And the indispensable bloke? Brodie Retallick would get my vote.
If Morne Steyn had started against the Wallabies, the Springboks would’ve won by 6-10 points.
But this does not mean Springbok vice-captain Handré Pollard should be dropped.
Part of how South Africa rose to the top ranking is constancy in backline selection. The evidence is Pollard will return to form with a vengeance.
But it’s still true in a kick-chase, goalkicking duel, there’s only one gunslinger better than 2021 Morné: 2009 Morné.
If we want to attack the line more, then use Pollard’s skills. If it is a kicking battle, Morné.
As far as the title is concerned, it’s very much advantage New Zealand, tough luck South Africa, see you later Australia and Argentina.
Which isn’t to say that all four sides don’t have an enormous amount still to play for. They all do.
This might seem like an unusual position to take, but I don’t really pay much attention to The Rugby Championship’s points table.
I’m more interested in each contest as it stands, seeing what improvement each side can make, and hopefully getting some great rugby as a result.
I certainly agree that it’s put New Zealand in the box seat for the Championship win, but it’s really opened up the race behind, which in turn could give the world rankings a bit of a shake-up.
There’s no doubt that South Africa will be hurting all week and hell-bent on squaring the ledger on Saturday night in Brisbane. Beware the wounded Springbok, and all that.
But another Wallabies win this weekend, and all of a sudden, they really firm for second on the table.
That all said, who would be game enough to say the Boks couldn’t beat New Zealand twice? Could we see a bottleneck at the top?
The triumph of the Wallabies helps a lot to bring the All Blacks closer to the title and also moves the Wallabies away from the last place in the contest.
It has certainly given the All Blacks a leg up to secure the championship, but more importantly, it has provided the host nation with some life.
It’s certainly not all over as I believe this Boks side is much better than what has been shown and touted recently.
The potential is there still for a three-horse race to the title, and it has certainly upped my personal anticipation of matches to come.
What it’s done is give the All Blacks a clear inside edge to the title.

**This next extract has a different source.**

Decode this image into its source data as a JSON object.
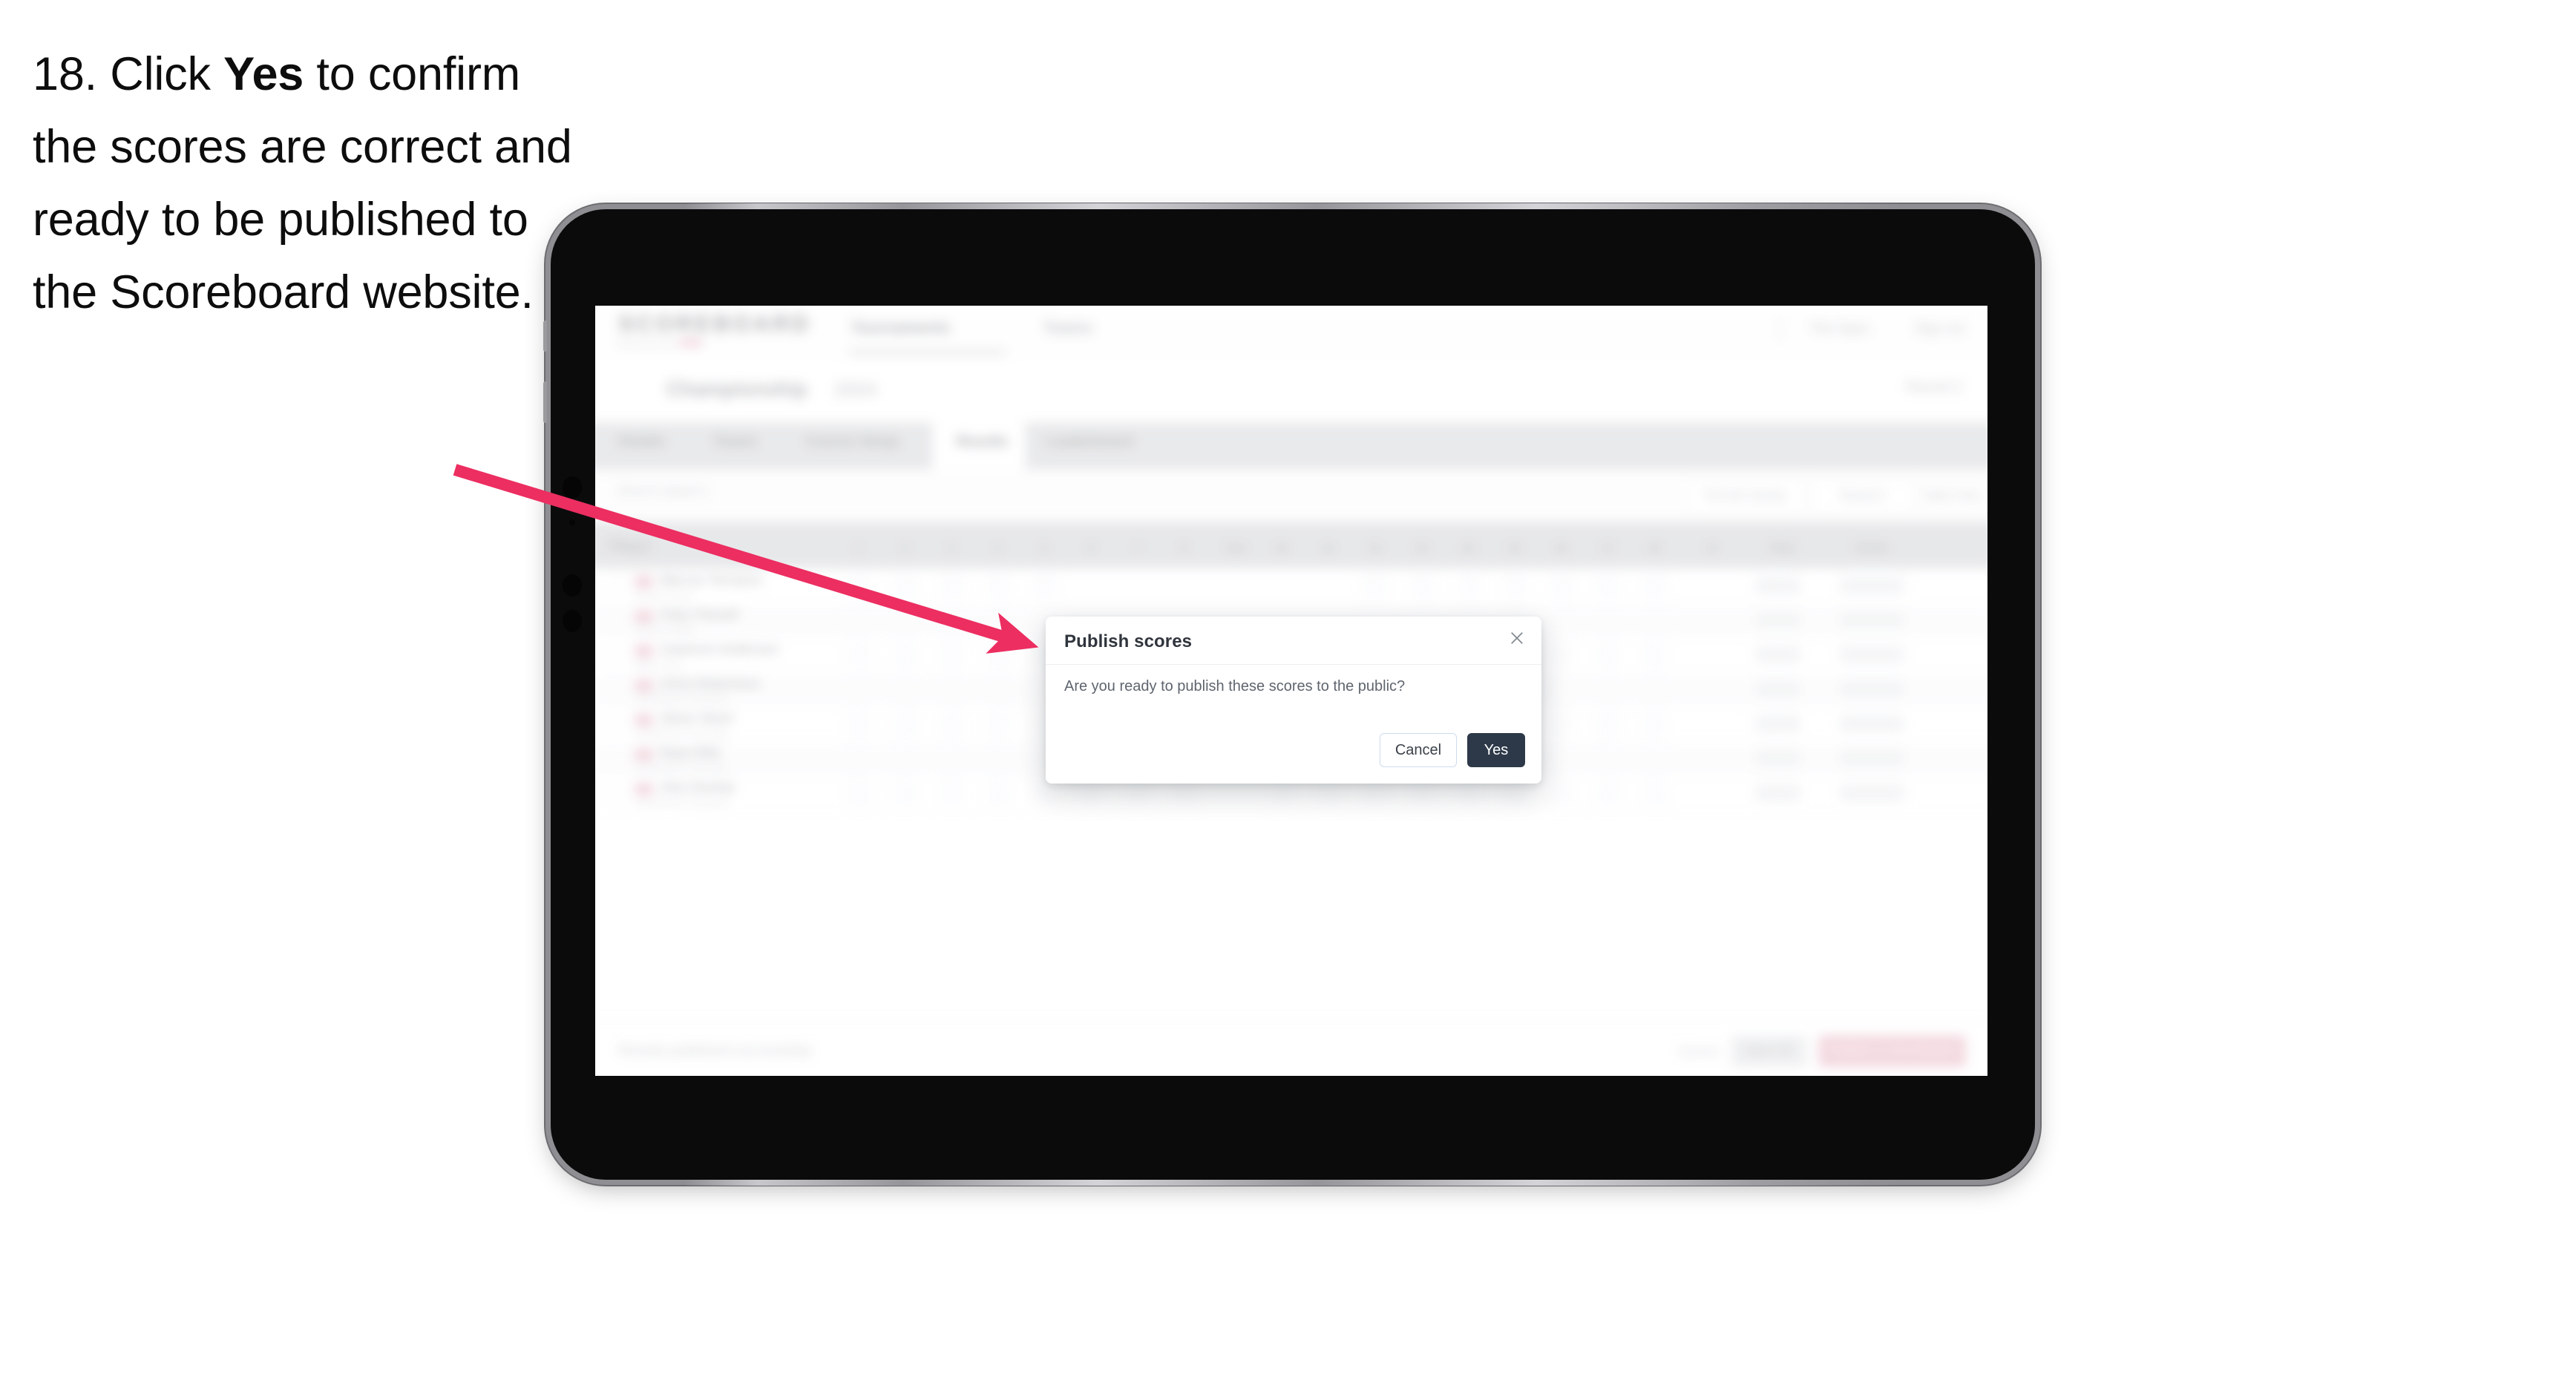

For over a decade, the championship has suffered from a lack of dramatic tension. And here we are, again, with NZ sailing clear. By the time the Boks face the Blacks, it’ll be all done bar the shouting.
The best thing that can happen for The Rugby Championship is for the Pumas to re-enact their 2020 miracle.
OVER TO YOU: Which old bloke can your team not be without?
And what does the Springboks loss mean for The Rugby Championship from here?